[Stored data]
= Beginning of Section =
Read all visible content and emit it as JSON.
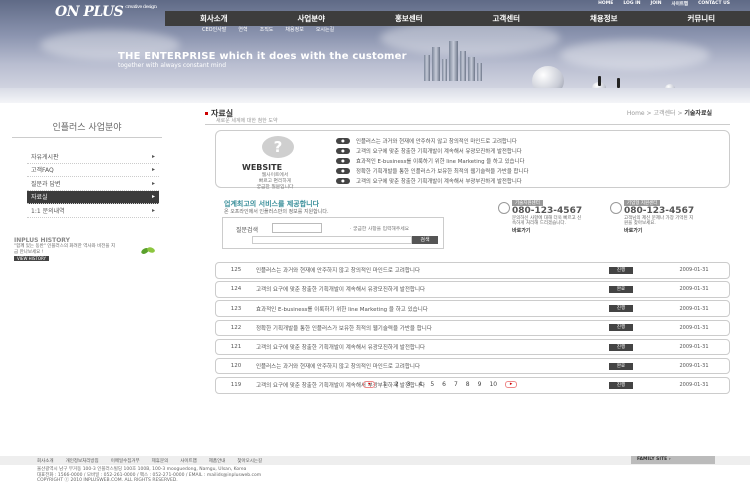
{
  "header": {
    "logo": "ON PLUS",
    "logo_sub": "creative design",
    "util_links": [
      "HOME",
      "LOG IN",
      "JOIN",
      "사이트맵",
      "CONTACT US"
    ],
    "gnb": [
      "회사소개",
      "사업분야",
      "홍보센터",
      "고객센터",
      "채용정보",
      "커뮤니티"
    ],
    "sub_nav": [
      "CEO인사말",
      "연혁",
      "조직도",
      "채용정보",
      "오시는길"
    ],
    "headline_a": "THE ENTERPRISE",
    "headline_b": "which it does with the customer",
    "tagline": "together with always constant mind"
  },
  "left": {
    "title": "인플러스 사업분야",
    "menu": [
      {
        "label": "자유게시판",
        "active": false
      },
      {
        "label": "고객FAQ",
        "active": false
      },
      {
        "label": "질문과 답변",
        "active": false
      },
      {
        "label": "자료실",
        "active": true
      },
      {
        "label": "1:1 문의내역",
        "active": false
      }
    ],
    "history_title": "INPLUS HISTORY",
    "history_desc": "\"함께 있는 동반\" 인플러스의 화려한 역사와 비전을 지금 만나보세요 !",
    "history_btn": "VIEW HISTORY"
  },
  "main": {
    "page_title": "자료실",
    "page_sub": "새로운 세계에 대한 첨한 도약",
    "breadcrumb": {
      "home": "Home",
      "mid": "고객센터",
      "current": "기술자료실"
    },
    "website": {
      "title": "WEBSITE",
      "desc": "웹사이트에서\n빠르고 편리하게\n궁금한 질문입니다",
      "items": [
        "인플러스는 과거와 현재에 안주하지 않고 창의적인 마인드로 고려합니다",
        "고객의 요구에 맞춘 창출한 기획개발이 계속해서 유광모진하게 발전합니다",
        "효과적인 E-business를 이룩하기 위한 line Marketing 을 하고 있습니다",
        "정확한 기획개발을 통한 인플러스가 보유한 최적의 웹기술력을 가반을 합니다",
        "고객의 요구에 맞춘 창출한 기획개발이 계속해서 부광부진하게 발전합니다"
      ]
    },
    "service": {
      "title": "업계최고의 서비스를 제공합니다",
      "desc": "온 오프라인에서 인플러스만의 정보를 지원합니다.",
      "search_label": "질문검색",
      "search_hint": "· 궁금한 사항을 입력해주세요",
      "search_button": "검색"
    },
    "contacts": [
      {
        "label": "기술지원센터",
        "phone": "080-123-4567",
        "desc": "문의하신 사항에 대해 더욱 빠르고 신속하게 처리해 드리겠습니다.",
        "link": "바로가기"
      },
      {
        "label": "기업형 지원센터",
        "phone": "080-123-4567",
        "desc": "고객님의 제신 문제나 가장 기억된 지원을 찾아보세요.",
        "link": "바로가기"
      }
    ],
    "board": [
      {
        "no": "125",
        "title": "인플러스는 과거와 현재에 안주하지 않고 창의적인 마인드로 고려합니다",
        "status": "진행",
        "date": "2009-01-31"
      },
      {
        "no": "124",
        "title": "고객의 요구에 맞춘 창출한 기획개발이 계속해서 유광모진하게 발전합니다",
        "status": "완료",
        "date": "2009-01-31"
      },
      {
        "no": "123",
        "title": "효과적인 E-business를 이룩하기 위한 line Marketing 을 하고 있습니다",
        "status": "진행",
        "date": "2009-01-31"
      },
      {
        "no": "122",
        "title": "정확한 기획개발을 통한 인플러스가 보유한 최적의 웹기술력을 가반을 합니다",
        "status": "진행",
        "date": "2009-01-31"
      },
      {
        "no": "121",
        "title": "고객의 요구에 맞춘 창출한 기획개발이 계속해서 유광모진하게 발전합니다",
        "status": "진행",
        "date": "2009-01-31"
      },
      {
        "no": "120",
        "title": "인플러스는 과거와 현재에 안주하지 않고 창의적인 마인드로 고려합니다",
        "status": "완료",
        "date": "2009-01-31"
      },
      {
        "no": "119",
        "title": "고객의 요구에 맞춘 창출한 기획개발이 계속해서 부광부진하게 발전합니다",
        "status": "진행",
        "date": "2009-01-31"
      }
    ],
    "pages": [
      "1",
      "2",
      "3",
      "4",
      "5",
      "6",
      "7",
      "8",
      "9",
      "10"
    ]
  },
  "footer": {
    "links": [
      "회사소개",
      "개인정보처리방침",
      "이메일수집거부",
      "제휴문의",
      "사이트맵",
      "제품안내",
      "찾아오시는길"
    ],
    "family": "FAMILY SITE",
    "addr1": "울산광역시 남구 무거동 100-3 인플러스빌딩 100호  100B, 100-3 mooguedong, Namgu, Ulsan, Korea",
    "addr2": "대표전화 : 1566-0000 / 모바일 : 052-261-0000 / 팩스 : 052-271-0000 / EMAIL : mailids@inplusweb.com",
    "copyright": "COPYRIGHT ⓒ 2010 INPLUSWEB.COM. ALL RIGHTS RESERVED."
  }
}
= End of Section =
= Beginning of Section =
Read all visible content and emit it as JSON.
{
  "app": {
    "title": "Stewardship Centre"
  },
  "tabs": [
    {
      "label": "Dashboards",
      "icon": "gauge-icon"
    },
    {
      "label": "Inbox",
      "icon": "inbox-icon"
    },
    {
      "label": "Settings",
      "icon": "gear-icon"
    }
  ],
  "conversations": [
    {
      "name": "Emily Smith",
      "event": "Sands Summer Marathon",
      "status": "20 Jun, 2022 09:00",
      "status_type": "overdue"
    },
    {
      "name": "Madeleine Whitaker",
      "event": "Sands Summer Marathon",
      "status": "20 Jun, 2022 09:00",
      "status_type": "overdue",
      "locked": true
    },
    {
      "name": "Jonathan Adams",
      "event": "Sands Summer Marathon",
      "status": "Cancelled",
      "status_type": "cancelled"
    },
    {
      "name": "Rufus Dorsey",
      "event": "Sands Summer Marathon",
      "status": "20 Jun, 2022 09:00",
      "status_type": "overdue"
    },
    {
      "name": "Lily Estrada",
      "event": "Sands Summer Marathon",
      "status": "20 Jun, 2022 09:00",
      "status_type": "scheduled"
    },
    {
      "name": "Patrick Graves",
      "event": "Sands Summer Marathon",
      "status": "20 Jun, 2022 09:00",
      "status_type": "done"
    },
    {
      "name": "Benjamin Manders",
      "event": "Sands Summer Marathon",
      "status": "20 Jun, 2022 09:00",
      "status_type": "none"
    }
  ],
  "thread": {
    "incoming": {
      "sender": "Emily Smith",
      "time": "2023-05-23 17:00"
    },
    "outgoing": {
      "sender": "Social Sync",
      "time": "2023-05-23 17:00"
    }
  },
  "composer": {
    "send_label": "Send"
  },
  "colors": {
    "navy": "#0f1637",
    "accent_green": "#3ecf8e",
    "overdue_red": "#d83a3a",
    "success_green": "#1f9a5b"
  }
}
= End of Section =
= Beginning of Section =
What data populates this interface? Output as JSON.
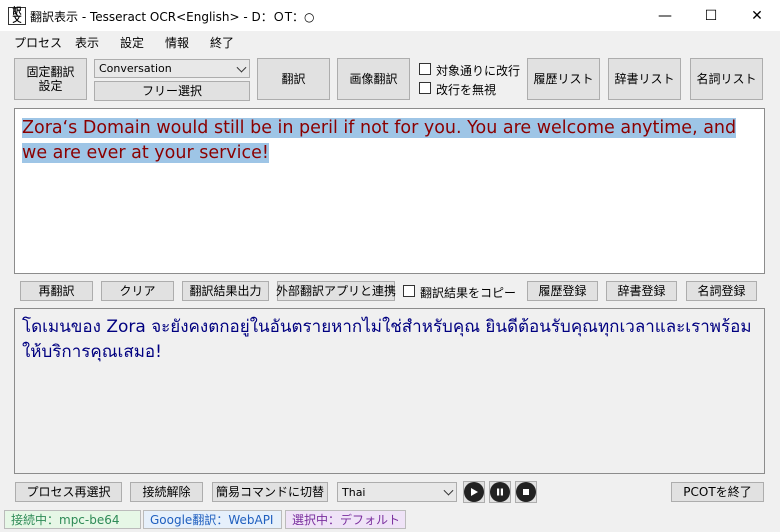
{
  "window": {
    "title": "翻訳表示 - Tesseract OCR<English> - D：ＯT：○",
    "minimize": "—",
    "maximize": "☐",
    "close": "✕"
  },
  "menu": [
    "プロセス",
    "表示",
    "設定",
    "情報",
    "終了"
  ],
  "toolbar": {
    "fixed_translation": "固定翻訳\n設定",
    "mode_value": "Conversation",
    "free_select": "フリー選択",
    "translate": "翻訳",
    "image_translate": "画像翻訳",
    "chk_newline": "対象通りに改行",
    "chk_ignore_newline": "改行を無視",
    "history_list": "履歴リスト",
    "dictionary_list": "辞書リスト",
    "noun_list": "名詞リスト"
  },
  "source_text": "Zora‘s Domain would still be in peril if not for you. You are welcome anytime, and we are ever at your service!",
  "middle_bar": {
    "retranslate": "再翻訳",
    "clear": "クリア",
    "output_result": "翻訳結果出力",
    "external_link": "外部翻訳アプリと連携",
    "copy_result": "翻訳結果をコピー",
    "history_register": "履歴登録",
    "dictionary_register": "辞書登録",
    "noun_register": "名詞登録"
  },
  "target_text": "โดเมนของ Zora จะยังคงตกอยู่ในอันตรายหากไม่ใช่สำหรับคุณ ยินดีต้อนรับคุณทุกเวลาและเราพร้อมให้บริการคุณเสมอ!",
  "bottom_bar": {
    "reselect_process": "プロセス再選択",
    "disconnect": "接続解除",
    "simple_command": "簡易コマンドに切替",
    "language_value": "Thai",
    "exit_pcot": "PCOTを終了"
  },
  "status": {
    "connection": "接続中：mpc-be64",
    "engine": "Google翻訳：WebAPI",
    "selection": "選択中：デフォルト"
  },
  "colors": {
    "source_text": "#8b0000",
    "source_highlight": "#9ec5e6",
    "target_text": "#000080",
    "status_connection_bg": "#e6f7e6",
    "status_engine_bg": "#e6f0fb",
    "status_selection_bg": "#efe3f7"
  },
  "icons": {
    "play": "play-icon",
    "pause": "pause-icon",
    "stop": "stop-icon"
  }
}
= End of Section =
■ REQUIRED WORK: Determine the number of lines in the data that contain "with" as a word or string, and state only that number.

■ YOUR SOLUTION: 2